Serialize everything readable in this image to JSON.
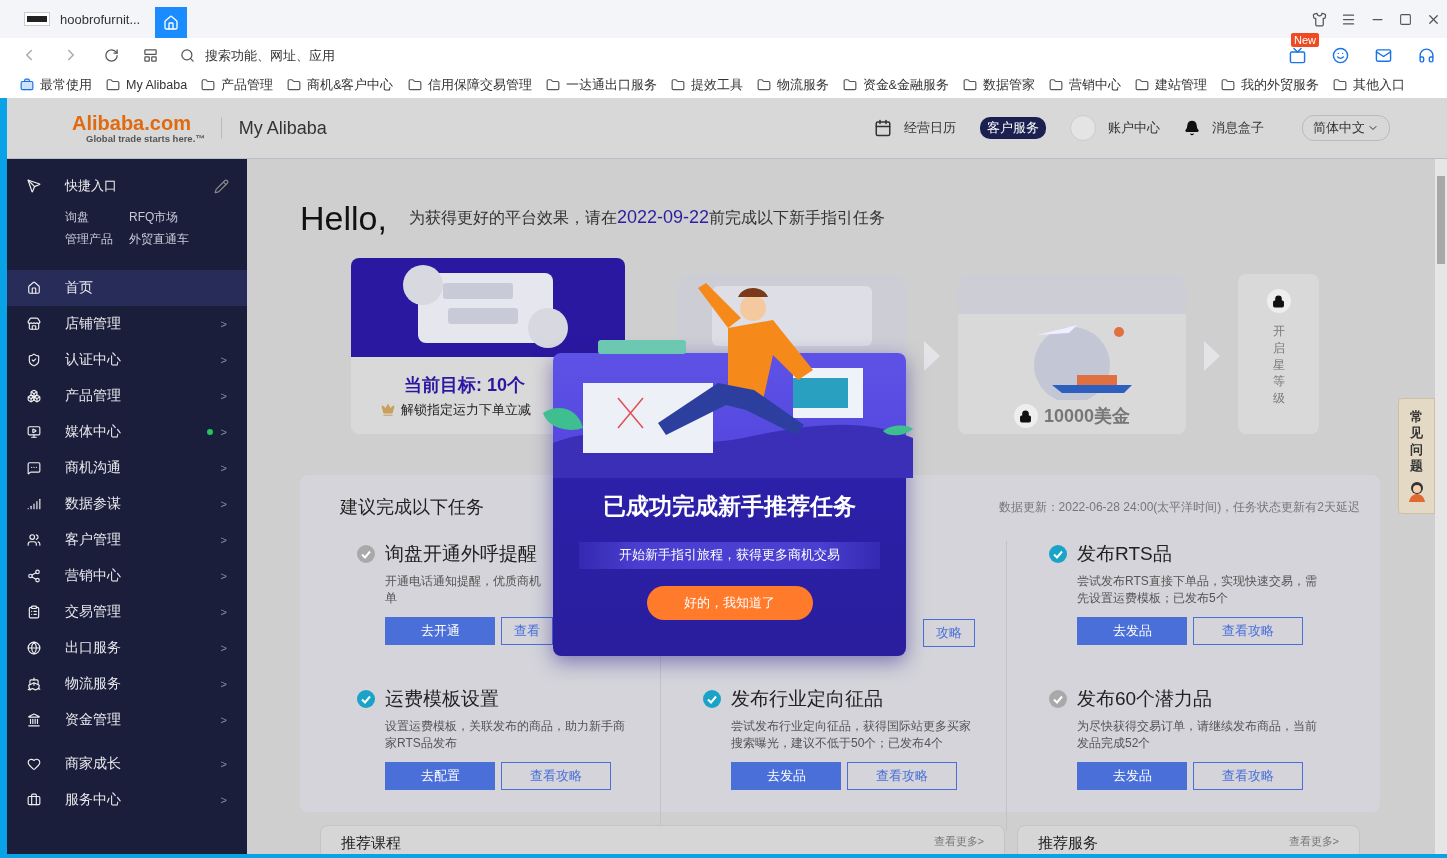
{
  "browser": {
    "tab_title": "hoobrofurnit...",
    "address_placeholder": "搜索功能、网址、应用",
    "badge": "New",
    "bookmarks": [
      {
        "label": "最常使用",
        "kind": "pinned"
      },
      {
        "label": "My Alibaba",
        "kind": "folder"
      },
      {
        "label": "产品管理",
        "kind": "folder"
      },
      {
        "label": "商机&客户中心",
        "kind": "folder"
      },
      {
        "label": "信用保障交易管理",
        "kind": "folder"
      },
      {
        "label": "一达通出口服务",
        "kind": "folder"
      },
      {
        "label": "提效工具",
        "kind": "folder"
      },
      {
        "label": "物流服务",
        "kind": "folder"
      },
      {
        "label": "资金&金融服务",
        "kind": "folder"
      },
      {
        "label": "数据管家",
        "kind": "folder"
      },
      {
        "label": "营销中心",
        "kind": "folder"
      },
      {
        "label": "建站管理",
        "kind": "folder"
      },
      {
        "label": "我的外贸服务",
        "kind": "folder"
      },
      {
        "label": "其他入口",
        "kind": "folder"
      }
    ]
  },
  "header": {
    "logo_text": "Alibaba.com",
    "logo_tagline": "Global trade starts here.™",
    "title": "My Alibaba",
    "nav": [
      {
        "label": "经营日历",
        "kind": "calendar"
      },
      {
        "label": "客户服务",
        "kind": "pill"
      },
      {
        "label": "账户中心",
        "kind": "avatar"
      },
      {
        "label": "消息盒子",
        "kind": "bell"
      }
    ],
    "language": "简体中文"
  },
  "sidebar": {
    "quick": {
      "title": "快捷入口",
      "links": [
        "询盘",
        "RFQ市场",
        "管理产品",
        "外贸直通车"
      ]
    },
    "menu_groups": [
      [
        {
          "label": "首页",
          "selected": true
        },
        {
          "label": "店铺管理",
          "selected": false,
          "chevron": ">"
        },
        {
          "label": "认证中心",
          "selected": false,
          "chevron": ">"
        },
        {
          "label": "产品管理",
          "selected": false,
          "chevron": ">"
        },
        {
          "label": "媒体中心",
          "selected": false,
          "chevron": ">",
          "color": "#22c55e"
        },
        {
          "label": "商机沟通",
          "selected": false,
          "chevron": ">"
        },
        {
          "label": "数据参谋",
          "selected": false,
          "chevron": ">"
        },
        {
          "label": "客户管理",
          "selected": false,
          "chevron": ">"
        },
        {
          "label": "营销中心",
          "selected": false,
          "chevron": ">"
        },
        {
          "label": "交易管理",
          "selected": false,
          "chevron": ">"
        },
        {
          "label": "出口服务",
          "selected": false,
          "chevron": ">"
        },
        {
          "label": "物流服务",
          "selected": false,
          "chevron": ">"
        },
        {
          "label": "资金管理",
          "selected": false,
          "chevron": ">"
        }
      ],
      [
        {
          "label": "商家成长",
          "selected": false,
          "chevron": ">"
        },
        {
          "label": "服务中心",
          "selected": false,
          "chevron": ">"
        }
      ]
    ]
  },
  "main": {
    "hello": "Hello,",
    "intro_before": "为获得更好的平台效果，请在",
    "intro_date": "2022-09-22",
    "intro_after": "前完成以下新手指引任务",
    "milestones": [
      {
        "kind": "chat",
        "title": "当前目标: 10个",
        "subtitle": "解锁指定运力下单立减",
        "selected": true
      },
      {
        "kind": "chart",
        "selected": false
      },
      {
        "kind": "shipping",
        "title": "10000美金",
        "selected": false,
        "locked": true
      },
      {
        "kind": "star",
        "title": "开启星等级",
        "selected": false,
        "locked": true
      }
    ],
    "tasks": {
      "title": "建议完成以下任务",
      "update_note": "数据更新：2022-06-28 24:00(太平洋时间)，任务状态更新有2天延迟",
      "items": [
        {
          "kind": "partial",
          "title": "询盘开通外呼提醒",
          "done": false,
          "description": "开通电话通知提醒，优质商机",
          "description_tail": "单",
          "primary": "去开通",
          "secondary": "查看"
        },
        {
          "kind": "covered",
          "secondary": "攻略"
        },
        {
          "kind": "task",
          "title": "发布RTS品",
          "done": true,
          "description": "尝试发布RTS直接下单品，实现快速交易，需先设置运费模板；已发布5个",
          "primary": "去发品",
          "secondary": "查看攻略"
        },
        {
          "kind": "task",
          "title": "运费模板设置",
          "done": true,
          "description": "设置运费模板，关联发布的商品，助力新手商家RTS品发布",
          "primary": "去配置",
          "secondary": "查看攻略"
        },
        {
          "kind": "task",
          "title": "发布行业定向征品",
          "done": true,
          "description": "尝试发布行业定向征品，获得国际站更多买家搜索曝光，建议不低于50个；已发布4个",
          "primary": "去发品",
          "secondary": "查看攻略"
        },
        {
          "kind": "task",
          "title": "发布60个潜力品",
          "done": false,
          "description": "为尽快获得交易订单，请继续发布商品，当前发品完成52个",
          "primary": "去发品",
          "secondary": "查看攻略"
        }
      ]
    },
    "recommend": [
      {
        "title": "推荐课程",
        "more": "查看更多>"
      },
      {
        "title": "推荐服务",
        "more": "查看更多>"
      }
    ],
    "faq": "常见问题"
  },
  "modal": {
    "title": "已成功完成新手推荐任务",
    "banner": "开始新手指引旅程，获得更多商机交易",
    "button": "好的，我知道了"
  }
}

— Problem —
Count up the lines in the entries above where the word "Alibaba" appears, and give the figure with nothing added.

— Response below —
3